Set the data down once more, in full and exactly.

[Items from a dataset]
*****

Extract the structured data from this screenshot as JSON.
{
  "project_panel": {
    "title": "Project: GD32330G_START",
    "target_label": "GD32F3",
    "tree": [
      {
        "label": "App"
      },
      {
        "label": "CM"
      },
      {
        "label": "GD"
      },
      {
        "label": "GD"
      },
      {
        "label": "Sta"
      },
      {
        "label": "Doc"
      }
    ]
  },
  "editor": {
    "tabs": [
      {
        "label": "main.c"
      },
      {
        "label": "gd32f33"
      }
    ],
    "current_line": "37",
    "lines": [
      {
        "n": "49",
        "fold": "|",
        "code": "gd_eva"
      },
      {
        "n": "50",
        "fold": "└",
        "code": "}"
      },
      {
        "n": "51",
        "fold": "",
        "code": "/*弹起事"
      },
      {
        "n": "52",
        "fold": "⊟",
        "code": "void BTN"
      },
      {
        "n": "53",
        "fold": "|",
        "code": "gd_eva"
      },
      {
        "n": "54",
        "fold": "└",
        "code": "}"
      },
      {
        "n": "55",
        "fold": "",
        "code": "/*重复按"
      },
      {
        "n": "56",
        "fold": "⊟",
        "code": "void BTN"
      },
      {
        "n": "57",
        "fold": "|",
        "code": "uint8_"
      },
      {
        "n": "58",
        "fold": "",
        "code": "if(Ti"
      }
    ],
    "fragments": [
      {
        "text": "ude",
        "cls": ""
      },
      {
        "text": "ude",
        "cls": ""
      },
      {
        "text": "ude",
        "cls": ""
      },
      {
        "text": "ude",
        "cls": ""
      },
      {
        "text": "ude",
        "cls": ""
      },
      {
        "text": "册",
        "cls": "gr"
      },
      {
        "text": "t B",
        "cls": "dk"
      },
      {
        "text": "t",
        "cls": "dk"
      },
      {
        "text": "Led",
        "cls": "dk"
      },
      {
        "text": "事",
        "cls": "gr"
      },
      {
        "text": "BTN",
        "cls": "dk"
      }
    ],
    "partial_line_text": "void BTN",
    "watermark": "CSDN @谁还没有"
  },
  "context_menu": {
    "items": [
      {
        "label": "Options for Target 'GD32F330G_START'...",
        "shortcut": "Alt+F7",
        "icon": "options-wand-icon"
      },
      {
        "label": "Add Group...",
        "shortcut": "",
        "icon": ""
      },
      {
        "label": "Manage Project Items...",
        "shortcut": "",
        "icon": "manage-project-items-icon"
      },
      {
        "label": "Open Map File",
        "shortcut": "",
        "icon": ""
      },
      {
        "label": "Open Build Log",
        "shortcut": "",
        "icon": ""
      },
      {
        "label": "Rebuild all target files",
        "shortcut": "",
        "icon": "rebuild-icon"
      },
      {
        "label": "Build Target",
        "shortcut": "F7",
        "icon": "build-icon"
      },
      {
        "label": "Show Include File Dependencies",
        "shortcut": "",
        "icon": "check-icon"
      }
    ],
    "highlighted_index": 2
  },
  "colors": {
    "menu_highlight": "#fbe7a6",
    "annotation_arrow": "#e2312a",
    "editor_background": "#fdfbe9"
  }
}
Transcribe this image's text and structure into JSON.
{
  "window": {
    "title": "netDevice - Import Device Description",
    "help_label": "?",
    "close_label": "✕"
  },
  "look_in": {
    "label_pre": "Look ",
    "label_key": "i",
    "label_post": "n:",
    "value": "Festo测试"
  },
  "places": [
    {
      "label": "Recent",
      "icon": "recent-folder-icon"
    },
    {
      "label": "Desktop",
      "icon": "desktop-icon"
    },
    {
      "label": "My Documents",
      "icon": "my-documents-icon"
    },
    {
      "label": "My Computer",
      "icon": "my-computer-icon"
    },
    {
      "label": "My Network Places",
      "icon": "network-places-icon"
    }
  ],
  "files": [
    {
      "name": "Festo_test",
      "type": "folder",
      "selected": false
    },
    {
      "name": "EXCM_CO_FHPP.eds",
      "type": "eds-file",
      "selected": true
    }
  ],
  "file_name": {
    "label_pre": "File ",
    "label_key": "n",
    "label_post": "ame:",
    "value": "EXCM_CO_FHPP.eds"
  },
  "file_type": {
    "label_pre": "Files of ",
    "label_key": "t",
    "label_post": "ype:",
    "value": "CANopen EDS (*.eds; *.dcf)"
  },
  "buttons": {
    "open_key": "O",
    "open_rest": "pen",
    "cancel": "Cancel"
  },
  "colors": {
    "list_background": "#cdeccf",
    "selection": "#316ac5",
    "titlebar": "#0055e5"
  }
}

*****

> **Solution below**:
Extract the structured data from this screenshot as JSON.
{
  "project_panel": {
    "title": "Project: GD32330G_START",
    "target_label": "GD32F3",
    "tree": [
      {
        "label": "App"
      },
      {
        "label": "CM"
      },
      {
        "label": "GD"
      },
      {
        "label": "GD"
      },
      {
        "label": "Sta"
      },
      {
        "label": "Doc"
      }
    ]
  },
  "editor": {
    "tabs": [
      {
        "label": "main.c"
      },
      {
        "label": "gd32f33"
      }
    ],
    "current_line": "37",
    "lines": [
      {
        "n": "49",
        "fold": "|",
        "code": "gd_eva"
      },
      {
        "n": "50",
        "fold": "└",
        "code": "}"
      },
      {
        "n": "51",
        "fold": "",
        "code": "/*弹起事"
      },
      {
        "n": "52",
        "fold": "⊟",
        "code": "void BTN"
      },
      {
        "n": "53",
        "fold": "|",
        "code": "gd_eva"
      },
      {
        "n": "54",
        "fold": "└",
        "code": "}"
      },
      {
        "n": "55",
        "fold": "",
        "code": "/*重复按"
      },
      {
        "n": "56",
        "fold": "⊟",
        "code": "void BTN"
      },
      {
        "n": "57",
        "fold": "|",
        "code": "uint8_"
      },
      {
        "n": "58",
        "fold": "",
        "code": "if(Ti"
      }
    ],
    "fragments": [
      {
        "text": "ude",
        "cls": ""
      },
      {
        "text": "ude",
        "cls": ""
      },
      {
        "text": "ude",
        "cls": ""
      },
      {
        "text": "ude",
        "cls": ""
      },
      {
        "text": "ude",
        "cls": ""
      },
      {
        "text": "册",
        "cls": "gr"
      },
      {
        "text": "t B",
        "cls": "dk"
      },
      {
        "text": "t",
        "cls": "dk"
      },
      {
        "text": "Led",
        "cls": "dk"
      },
      {
        "text": "事",
        "cls": "gr"
      },
      {
        "text": "BTN",
        "cls": "dk"
      }
    ],
    "partial_line_text": "void BTN",
    "watermark": "CSDN @谁还没有"
  },
  "context_menu": {
    "items": [
      {
        "label": "Options for Target 'GD32F330G_START'...",
        "shortcut": "Alt+F7",
        "icon": "options-wand-icon"
      },
      {
        "label": "Add Group...",
        "shortcut": "",
        "icon": ""
      },
      {
        "label": "Manage Project Items...",
        "shortcut": "",
        "icon": "manage-project-items-icon"
      },
      {
        "label": "Open Map File",
        "shortcut": "",
        "icon": ""
      },
      {
        "label": "Open Build Log",
        "shortcut": "",
        "icon": ""
      },
      {
        "label": "Rebuild all target files",
        "shortcut": "",
        "icon": "rebuild-icon"
      },
      {
        "label": "Build Target",
        "shortcut": "F7",
        "icon": "build-icon"
      },
      {
        "label": "Show Include File Dependencies",
        "shortcut": "",
        "icon": "check-icon"
      }
    ],
    "highlighted_index": 2
  },
  "colors": {
    "menu_highlight": "#fbe7a6",
    "annotation_arrow": "#e2312a",
    "editor_background": "#fdfbe9"
  }
}
Transcribe this image's text and structure into JSON.
{
  "window": {
    "title": "netDevice - Import Device Description",
    "help_label": "?",
    "close_label": "✕"
  },
  "look_in": {
    "label_pre": "Look ",
    "label_key": "i",
    "label_post": "n:",
    "value": "Festo测试"
  },
  "places": [
    {
      "label": "Recent",
      "icon": "recent-folder-icon"
    },
    {
      "label": "Desktop",
      "icon": "desktop-icon"
    },
    {
      "label": "My Documents",
      "icon": "my-documents-icon"
    },
    {
      "label": "My Computer",
      "icon": "my-computer-icon"
    },
    {
      "label": "My Network Places",
      "icon": "network-places-icon"
    }
  ],
  "files": [
    {
      "name": "Festo_test",
      "type": "folder",
      "selected": false
    },
    {
      "name": "EXCM_CO_FHPP.eds",
      "type": "eds-file",
      "selected": true
    }
  ],
  "file_name": {
    "label_pre": "File ",
    "label_key": "n",
    "label_post": "ame:",
    "value": "EXCM_CO_FHPP.eds"
  },
  "file_type": {
    "label_pre": "Files of ",
    "label_key": "t",
    "label_post": "ype:",
    "value": "CANopen EDS (*.eds; *.dcf)"
  },
  "buttons": {
    "open_key": "O",
    "open_rest": "pen",
    "cancel": "Cancel"
  },
  "colors": {
    "list_background": "#cdeccf",
    "selection": "#316ac5",
    "titlebar": "#0055e5"
  }
}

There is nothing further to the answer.